|Trainee navigators at No. 5 A.O.S. on board an Avro Anson (June 1941)|
Winnipeg 13th Feb 1944
Started to snow this morning & is quite warmish to what we have had. We flew one day last week with a temperature of -26C up at six thousand feet and believe me after the first half hour we really froze. I did mentally anyhow and being only 2nd Navigator that day had a loaf after that. Poking your head out of a side window to check courses on the sun with the astro compass and taking shots out of the top hatch is no joke in that temperature. So after one or two attempts just called it a day. When you are a 2nd Nav you only have a collapsible (literally) seat to sit on and a collapsible table to work on and usually the 1st Nav is trying to get past to get a pin point or so from behind the bomb aimer's seat, which is alongside the pilot and just in front of this d--- table. So usually you sit on the spare parachute in the rear of the wireless operator, and try to balance log and 2 books of air tables in each hand while working out each sextant shot. If it is at night you also have to use a torch to see what you are trying to read or do. So summing up everything it’s just ‘loovely’ being 2nd Nav. In between times you are trying to thaw your fingers out so you can write at all.
You might just be interested in the routine of checking the course at night on a star – without a torch as it was one night!
First step (of umpteen to and fro) – you fit the little thingymybob (the astro compass(sometimes called numerous other things)) in the appropriate mount and then find that you have omitted to remember the star is now on the port side, not starboard, so you fumble in the dark and undo the little clamp holding it, after once more taking off one glove which you have replaced after taking it off to fix the darned thing – then you once more get it clamped into the correct mount (there is one for each side) and open the side window and push the outfit into the fitting.
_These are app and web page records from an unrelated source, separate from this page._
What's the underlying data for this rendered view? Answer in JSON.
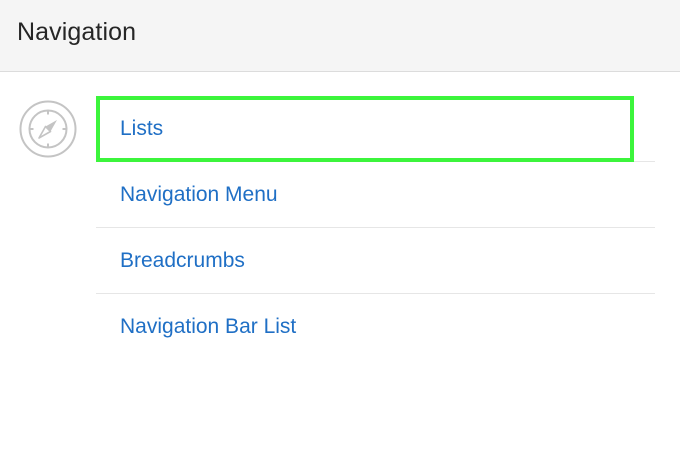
{
  "panel": {
    "title": "Navigation",
    "icon": "compass-icon"
  },
  "nav": {
    "items": [
      {
        "label": "Lists",
        "focused": true
      },
      {
        "label": "Navigation Menu",
        "focused": false
      },
      {
        "label": "Breadcrumbs",
        "focused": false
      },
      {
        "label": "Navigation Bar List",
        "focused": false
      }
    ]
  },
  "colors": {
    "link": "#1f6fc5",
    "focus_outline": "#3cf53c",
    "header_bg": "#f5f5f5"
  }
}
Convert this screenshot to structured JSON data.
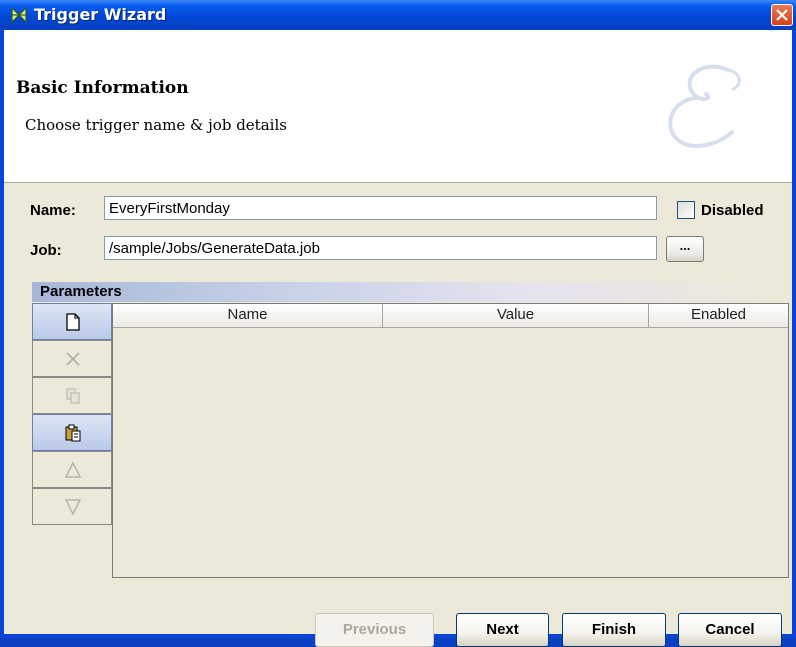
{
  "window": {
    "title": "Trigger Wizard",
    "icon": "trigger-icon",
    "close_icon": "close-icon"
  },
  "header": {
    "title": "Basic Information",
    "subtitle": "Choose trigger name & job details",
    "logo_icon": "script-e-logo-icon"
  },
  "form": {
    "name_label": "Name:",
    "name_value": "EveryFirstMonday",
    "disabled_label": "Disabled",
    "disabled_checked": false,
    "job_label": "Job:",
    "job_value": "/sample/Jobs/GenerateData.job",
    "browse_label": "..."
  },
  "parameters": {
    "title": "Parameters",
    "columns": [
      "Name",
      "Value",
      "Enabled"
    ],
    "rows": [],
    "toolbar": [
      {
        "icon": "new-document-icon",
        "enabled": true
      },
      {
        "icon": "delete-icon",
        "enabled": false
      },
      {
        "icon": "copy-icon",
        "enabled": false
      },
      {
        "icon": "paste-icon",
        "enabled": true
      },
      {
        "icon": "move-up-icon",
        "enabled": false
      },
      {
        "icon": "move-down-icon",
        "enabled": false
      }
    ]
  },
  "buttons": {
    "previous": "Previous",
    "next": "Next",
    "finish": "Finish",
    "cancel": "Cancel",
    "previous_enabled": false
  },
  "colors": {
    "titlebar": "#0047d8",
    "panel": "#ece9d8",
    "header_bg": "#ffffff"
  }
}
Then seeing it’s dark and you have no torch you try and see the levels to level it up with thumb screws fore and aft and otherwise, but you can’t see them so you do it by guess and by God. Next you have to check the compass itself on a known bearing on a wing tip (no time to do this before you left) as they are usually out a few degrees.
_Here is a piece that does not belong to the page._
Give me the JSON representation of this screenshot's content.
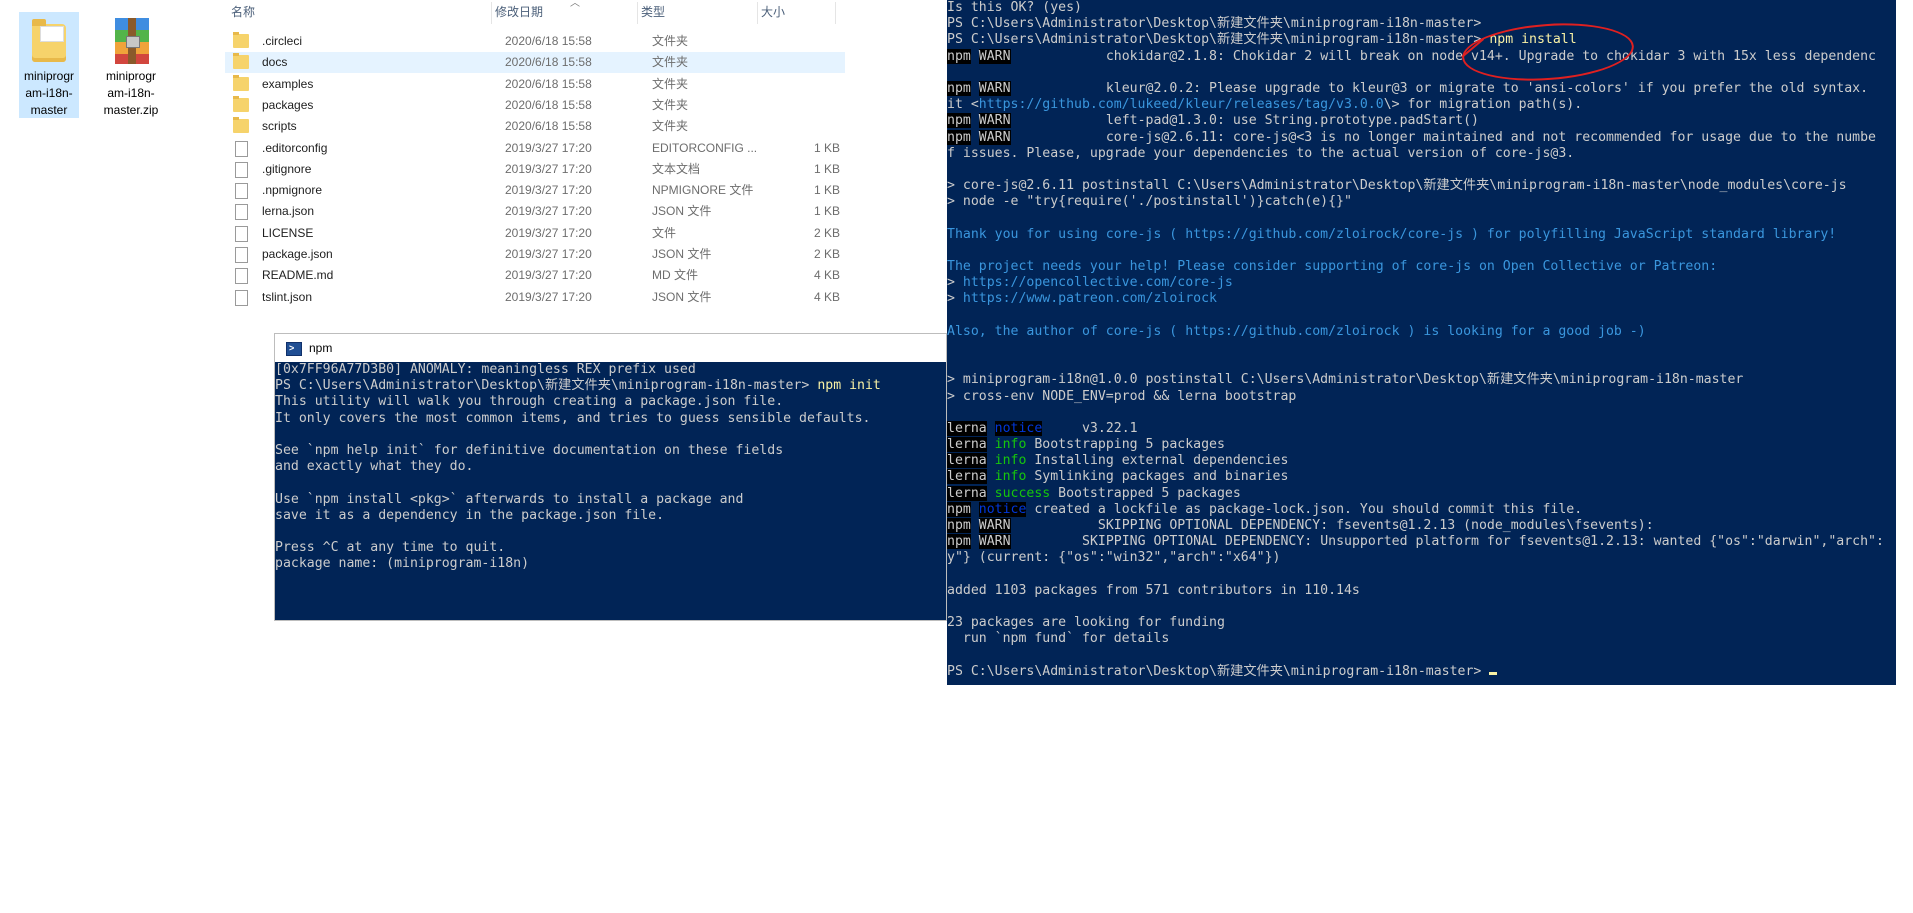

Then – at last you can start to do what you started out to do – take a bearing on the star selected.
So you turn the little knob& get the little chappie (the star) all lined up but – blast it! – you can’t see what time your watch reads – so you dash up to the W.A.G and by the light of his little light get a dim view of your ticker and keeping that in your noodle as your pad seems to have done a bunk in the black-out, you next dash back, pull the astro compass out of the mount & dash back to the little light to read the bearing then – whew! About halfway now – close the window in case the W.A.G does his block as he is just ahead of it –then you put up your little collapsible seat and table again – which the 1st Nav between times has put down - and get out your 2 books of words – pardon – tables, and go to work on working out what the course is or rather what the tables say it is.
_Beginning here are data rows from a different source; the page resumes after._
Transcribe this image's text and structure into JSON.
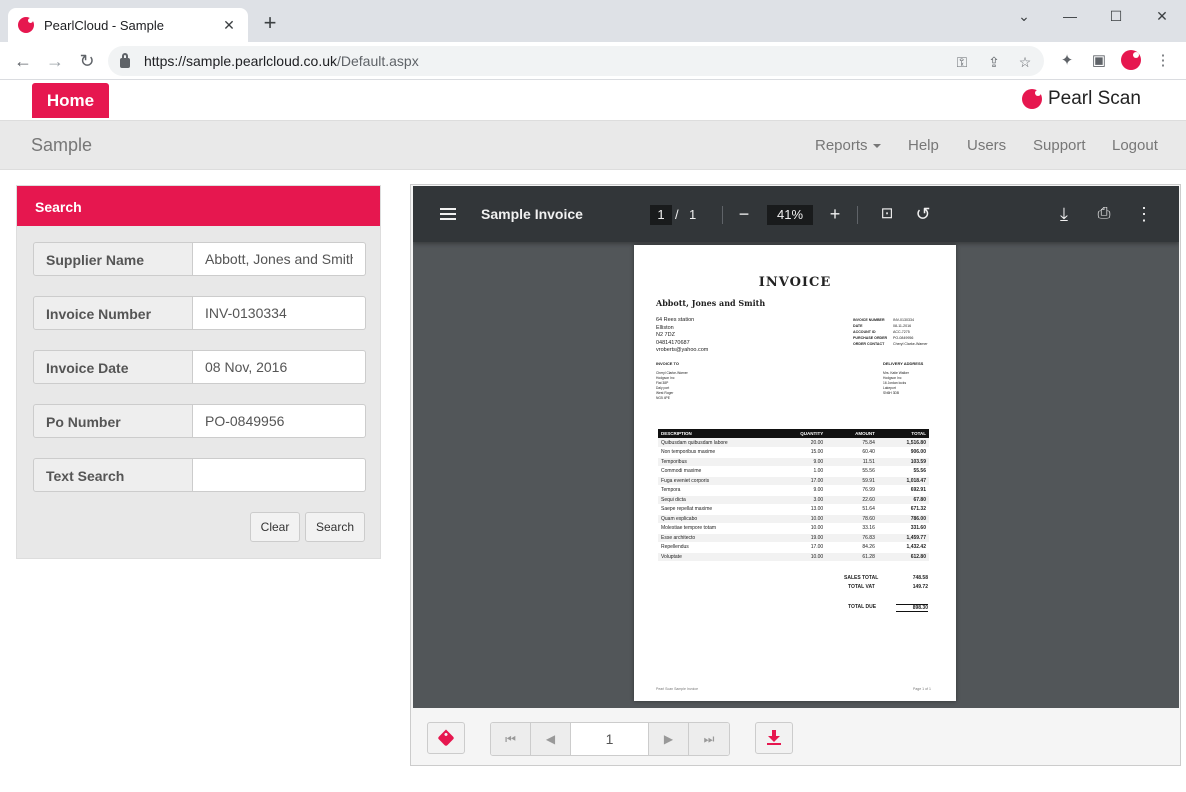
{
  "browser": {
    "tab_title": "PearlCloud - Sample",
    "url_host": "https://sample.pearlcloud.co.uk",
    "url_path": "/Default.aspx"
  },
  "header": {
    "home_label": "Home",
    "brand_name": "Pearl Scan",
    "site_title": "Sample",
    "nav": {
      "reports": "Reports",
      "help": "Help",
      "users": "Users",
      "support": "Support",
      "logout": "Logout"
    }
  },
  "search": {
    "title": "Search",
    "fields": {
      "supplier_name": {
        "label": "Supplier Name",
        "value": "Abbott, Jones and Smith"
      },
      "invoice_number": {
        "label": "Invoice Number",
        "value": "INV-0130334"
      },
      "invoice_date": {
        "label": "Invoice Date",
        "value": "08 Nov, 2016"
      },
      "po_number": {
        "label": "Po Number",
        "value": "PO-0849956"
      },
      "text_search": {
        "label": "Text Search",
        "value": ""
      }
    },
    "clear_label": "Clear",
    "search_label": "Search"
  },
  "viewer": {
    "title": "Sample Invoice",
    "current_page": "1",
    "page_separator": "/",
    "total_pages": "1",
    "zoom": "41%"
  },
  "invoice": {
    "heading": "INVOICE",
    "company": "Abbott, Jones and Smith",
    "address": [
      "64 Rees station",
      "Elliston",
      "N2 7DZ",
      "04814170687",
      "vroberts@yahoo.com"
    ],
    "meta": [
      {
        "k": "INVOICE NUMBER",
        "v": "INV-0130334"
      },
      {
        "k": "DATE",
        "v": "08-11-2016"
      },
      {
        "k": "ACCOUNT ID",
        "v": "ACC-7275"
      },
      {
        "k": "PURCHASE ORDER",
        "v": "PO-0849956"
      },
      {
        "k": "ORDER CONTACT",
        "v": "Cheryl Clarke-Warner"
      }
    ],
    "invoice_to_label": "INVOICE TO",
    "invoice_to": [
      "Cheryl Clarke-Warner",
      "Hodgson Inc",
      "Flat 38P",
      "Daly port",
      "West Roger",
      "NG5 4PE"
    ],
    "delivery_label": "DELIVERY ADDRESS",
    "delivery": [
      "Mrs. Katie Walker",
      "Hodgson Inc",
      "16 Jordan locks",
      "Lakeport",
      "SN6H 3DB"
    ],
    "columns": [
      "DESCRIPTION",
      "QUANTITY",
      "AMOUNT",
      "TOTAL"
    ],
    "rows": [
      [
        "Quibusdam quibusdam labore",
        "20.00",
        "75.84",
        "1,516.80"
      ],
      [
        "Non temporibus maxime",
        "15.00",
        "60.40",
        "906.00"
      ],
      [
        "Temporibus",
        "9.00",
        "11.51",
        "103.59"
      ],
      [
        "Commodi maxime",
        "1.00",
        "55.56",
        "55.56"
      ],
      [
        "Fuga eveniet corporis",
        "17.00",
        "59.91",
        "1,018.47"
      ],
      [
        "Tempora",
        "9.00",
        "76.99",
        "692.91"
      ],
      [
        "Sequi dicta",
        "3.00",
        "22.60",
        "67.80"
      ],
      [
        "Saepe repellat maxime",
        "13.00",
        "51.64",
        "671.32"
      ],
      [
        "Quam explicabo",
        "10.00",
        "78.60",
        "786.00"
      ],
      [
        "Molestiae tempore totam",
        "10.00",
        "33.16",
        "331.60"
      ],
      [
        "Esse architecto",
        "19.00",
        "76.83",
        "1,459.77"
      ],
      [
        "Repellendus",
        "17.00",
        "84.26",
        "1,432.42"
      ],
      [
        "Voluptate",
        "10.00",
        "61.28",
        "612.80"
      ]
    ],
    "sales_total_label": "SALES TOTAL",
    "sales_total": "748.58",
    "total_vat_label": "TOTAL VAT",
    "total_vat": "149.72",
    "total_due_label": "TOTAL DUE",
    "total_due": "898.30",
    "footer_left": "Pearl Scan Sample Invoice",
    "footer_right": "Page 1 of 1"
  },
  "pager": {
    "page": "1"
  },
  "colors": {
    "accent": "#e6174f",
    "viewer_bg": "#525659",
    "viewer_toolbar": "#323639"
  },
  "icons": [
    "close-icon",
    "plus-icon",
    "back-icon",
    "forward-icon",
    "reload-icon",
    "lock-icon",
    "key-icon",
    "share-icon",
    "star-icon",
    "puzzle-icon",
    "sidepanel-icon",
    "menu-icon",
    "hamburger-icon",
    "fit-page-icon",
    "rotate-icon",
    "download-icon",
    "print-icon",
    "more-vert-icon",
    "tag-icon",
    "first-page-icon",
    "prev-page-icon",
    "next-page-icon",
    "last-page-icon"
  ]
}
By that time the 1st Nav has asked you about half a dozen times if you have got ‘it’, 'it' being the correct course, and at last has given up the ghost and taken the magnetic compass as read and plotted this in.
By now you are wondering what all this is for – well, you see, the little compasses they install usually have a small error which has been recorded for the unwary, but somehow or other this doesn’t always stay put so it is necessary to do all this work to check it.
Finally by this time the 1st Nav has altered course and you do the whole proceeding again.
How do you like it? Of course when you have a torch or in the daytime it is not quite so complicated and I have managed to do it in about two and a half minutes. In fact the other day we had an evasive action exercise, 2 series of about 6 alterations of courses with only 5 minutes between. Believe me I was a busy man that day.